Scripps Research Institute. "New method to quantify protein changes could advance study, treatment of various diseases including cancer." ScienceDaily. ScienceDaily, 7 January 2011. <www.sciencedaily.com/releases/2011/01/110106091941.htm>.
Scripps Research Institute. (2011, January 7). New method to quantify protein changes could advance study, treatment of various diseases including cancer. ScienceDaily. Retrieved November 23, 2014 from www.sciencedaily.com/releases/2011/01/110106091941.htm
Scripps Research Institute. "New method to quantify protein changes could advance study, treatment of various diseases including cancer." ScienceDaily. www.sciencedaily.com/releases/2011/01/110106091941.htm (accessed November 23, 2014).

Share This


More From ScienceDaily



More Plants & Animals News

Sunday, November 23, 2014

Featured Research

from universities, journals, and other organizations


Featured Videos

from AP, Reuters, AFP, and other news services

Anglerfish Rarely Seen In Its Habitat Will Haunt You

Anglerfish Rarely Seen In Its Habitat Will Haunt You

Newsy (Nov. 22, 2014) For the first time Monterey Bay Aquarium recorded a video of the elusive, creepy and rarely seen anglerfish. Video provided by Newsy
Powered by NewsLook.com
Birds Around the World Take Flight

Birds Around the World Take Flight

Reuters - Light News Video Online (Nov. 22, 2014) An imperial eagle equipped with a camera spreads its wings over London. It's just one of the many birds making headlines in this week's "animal roundup". Jillian Kitchener reports. Video provided by Reuters
Powered by NewsLook.com
Could Your Genes Be The Reason You're Single?

Could Your Genes Be The Reason You're Single?

Newsy (Nov. 21, 2014) Researchers in Beijing discovered a gene called 5-HTA1, and carriers are reportedly 20 percent more likely to be single. Video provided by Newsy
Powered by NewsLook.com
Raw: Baby Okapi Born at Houston Zoo

Raw: Baby Okapi Born at Houston Zoo

AP (Nov. 20, 2014) The Houston Zoo released video of a male baby okapi. Okapis, also known as the "forest giraffe", are native to the Democratic Republic of the Congo in Central Africa. Video is mute from source. (Nov. 20) Video provided by AP
Powered by NewsLook.com

Search ScienceDaily

Number of stories in archives: 140,361

Find with keyword(s):
Enter a keyword or phrase to search ScienceDaily for related topics and research stories.

Save/Print:
Share:

Breaking News:

Strange & Offbeat Stories


Plants & Animals

Earth & Climate

Fossils & Ruins

In Other News

... from NewsDaily.com

Science News

Health News

Environment News

Technology News



Save/Print:
Share:

Free Subscriptions


Get the latest science news with ScienceDaily's free email newsletters, updated daily and weekly. Or view hourly updated newsfeeds in your RSS reader:

Get Social & Mobile


Keep up to date with the latest news from ScienceDaily via social networks and mobile apps:

Have Feedback?

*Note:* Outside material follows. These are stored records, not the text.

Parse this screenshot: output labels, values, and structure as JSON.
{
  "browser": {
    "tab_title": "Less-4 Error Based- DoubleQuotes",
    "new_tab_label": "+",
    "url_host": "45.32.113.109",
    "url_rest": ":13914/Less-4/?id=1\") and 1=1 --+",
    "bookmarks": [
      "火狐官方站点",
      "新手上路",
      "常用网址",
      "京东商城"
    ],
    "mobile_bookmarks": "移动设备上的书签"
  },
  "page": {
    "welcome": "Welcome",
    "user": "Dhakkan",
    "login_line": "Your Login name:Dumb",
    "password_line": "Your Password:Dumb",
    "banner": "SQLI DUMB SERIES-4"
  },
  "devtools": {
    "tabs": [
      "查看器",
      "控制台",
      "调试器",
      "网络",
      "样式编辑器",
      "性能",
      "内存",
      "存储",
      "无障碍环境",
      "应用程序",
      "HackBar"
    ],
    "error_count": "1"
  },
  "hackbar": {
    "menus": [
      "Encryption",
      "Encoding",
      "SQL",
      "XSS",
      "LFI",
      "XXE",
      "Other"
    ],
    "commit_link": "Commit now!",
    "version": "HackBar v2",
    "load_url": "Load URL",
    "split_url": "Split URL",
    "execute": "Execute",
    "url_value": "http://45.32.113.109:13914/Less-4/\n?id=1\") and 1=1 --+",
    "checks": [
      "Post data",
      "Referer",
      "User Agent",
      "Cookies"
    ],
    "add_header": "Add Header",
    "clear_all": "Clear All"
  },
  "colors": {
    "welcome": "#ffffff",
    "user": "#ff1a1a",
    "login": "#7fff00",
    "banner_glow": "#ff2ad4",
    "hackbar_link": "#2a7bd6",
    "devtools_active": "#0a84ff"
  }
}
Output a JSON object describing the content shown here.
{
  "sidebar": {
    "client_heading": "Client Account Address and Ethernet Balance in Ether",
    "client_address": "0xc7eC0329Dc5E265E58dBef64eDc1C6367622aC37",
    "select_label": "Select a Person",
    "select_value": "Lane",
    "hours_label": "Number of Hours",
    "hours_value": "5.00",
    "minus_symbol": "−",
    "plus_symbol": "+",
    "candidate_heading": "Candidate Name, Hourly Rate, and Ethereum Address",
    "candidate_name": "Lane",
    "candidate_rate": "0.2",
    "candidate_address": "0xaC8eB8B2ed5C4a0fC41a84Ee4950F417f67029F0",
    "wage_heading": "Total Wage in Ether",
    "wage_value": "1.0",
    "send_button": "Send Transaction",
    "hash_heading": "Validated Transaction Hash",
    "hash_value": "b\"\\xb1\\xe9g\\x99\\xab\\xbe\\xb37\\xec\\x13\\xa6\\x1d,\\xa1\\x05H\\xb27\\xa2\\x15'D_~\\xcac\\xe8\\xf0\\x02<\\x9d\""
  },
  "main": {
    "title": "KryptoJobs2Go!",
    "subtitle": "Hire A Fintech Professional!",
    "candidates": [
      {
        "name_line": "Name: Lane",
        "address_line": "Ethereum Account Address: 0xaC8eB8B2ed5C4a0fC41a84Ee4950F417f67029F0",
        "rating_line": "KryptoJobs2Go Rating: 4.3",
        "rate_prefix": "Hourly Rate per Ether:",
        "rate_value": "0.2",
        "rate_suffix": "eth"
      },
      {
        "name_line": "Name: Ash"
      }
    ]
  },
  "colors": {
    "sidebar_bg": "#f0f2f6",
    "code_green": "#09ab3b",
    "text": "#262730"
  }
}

Tell us what you think of ScienceDaily -- we welcome both positive and negative comments. Have any problems using the site? Questions?
Mobile: iPhone Android Web
Follow: Facebook Twitter Google+
Subscribe: RSS Feeds Email Newsletters
Latest Headlines Health & Medicine Mind & Brain Space & Time Matter & Energy Computers & Math Plants & Animals Earth & Climate Fossils & Ruins